BEGIN DATA FOR THIS TASK

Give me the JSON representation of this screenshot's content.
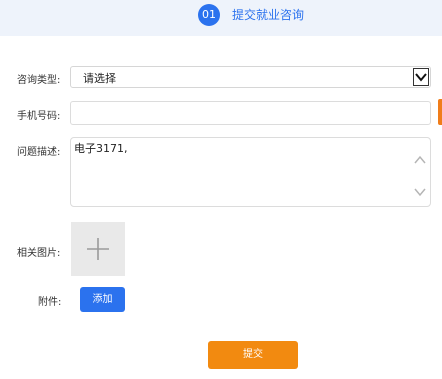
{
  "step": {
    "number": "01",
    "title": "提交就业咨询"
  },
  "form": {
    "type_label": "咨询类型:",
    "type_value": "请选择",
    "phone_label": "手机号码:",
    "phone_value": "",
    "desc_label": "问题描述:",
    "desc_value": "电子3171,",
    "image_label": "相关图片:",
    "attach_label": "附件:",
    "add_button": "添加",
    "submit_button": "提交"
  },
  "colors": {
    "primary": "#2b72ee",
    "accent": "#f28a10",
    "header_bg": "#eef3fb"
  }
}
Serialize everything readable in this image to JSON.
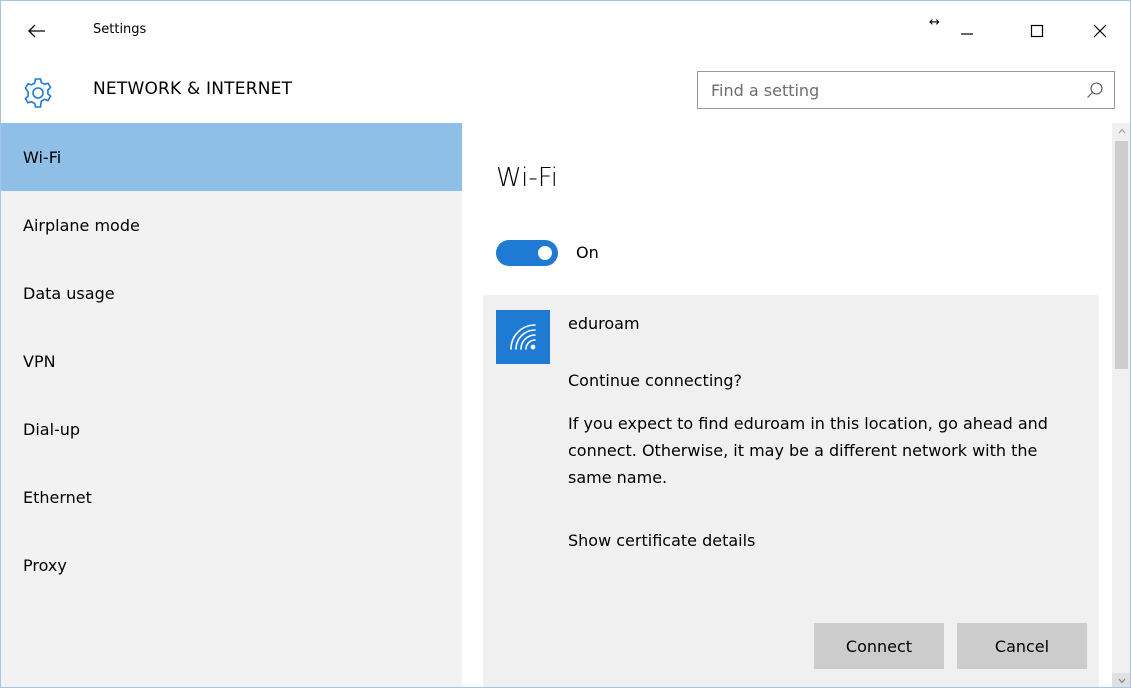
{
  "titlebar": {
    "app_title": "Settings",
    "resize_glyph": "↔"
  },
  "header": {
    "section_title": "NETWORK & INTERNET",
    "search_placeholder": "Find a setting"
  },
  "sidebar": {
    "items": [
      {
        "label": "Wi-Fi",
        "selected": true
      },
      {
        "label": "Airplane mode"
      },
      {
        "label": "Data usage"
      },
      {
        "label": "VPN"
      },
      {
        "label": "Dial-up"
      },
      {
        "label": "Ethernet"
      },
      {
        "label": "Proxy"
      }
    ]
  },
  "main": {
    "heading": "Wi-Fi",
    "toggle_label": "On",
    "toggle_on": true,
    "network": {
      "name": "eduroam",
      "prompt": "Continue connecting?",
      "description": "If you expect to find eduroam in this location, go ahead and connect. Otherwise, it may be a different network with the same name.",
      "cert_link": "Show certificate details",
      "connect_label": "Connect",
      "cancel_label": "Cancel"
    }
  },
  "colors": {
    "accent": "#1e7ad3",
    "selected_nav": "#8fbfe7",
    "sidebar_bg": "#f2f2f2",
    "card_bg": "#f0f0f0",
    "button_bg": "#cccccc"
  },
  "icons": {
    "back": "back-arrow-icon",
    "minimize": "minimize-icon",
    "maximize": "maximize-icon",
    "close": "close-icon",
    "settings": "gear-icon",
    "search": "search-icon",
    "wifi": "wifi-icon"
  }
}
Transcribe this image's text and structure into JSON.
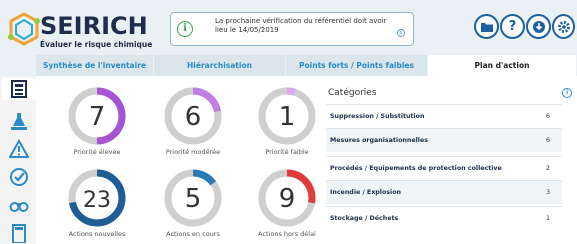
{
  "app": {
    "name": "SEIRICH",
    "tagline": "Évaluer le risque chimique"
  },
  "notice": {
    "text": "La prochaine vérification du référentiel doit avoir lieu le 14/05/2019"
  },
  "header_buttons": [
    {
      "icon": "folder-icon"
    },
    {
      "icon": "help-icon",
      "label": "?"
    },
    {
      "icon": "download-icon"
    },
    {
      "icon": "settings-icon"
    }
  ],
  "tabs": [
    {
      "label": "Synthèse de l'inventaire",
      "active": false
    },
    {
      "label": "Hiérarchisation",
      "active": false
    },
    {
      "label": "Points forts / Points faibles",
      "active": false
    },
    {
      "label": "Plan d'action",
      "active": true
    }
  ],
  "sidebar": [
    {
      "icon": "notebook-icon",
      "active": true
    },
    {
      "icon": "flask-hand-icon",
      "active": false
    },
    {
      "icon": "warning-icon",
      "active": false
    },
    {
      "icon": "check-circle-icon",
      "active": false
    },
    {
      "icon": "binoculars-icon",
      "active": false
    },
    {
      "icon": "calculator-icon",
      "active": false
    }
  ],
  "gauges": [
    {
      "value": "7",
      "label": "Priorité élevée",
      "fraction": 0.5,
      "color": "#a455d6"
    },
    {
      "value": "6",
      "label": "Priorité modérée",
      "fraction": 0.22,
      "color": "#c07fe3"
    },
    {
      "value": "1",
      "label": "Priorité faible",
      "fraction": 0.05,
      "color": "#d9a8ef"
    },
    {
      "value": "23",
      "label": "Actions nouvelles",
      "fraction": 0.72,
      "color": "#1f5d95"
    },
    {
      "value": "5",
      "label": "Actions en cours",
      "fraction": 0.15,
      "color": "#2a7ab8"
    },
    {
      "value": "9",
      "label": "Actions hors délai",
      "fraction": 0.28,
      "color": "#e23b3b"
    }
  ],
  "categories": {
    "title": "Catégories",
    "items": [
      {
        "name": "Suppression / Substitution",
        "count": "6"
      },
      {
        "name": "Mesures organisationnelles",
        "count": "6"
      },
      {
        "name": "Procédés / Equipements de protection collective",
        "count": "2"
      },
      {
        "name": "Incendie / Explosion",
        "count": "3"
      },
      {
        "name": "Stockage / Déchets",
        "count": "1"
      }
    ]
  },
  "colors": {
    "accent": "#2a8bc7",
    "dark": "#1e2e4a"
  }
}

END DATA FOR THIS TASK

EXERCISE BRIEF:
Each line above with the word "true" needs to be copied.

ANSWER TO THE PROBLEM:
        "selected": true
    "toggle_on": true,
      "active": true
      "active": true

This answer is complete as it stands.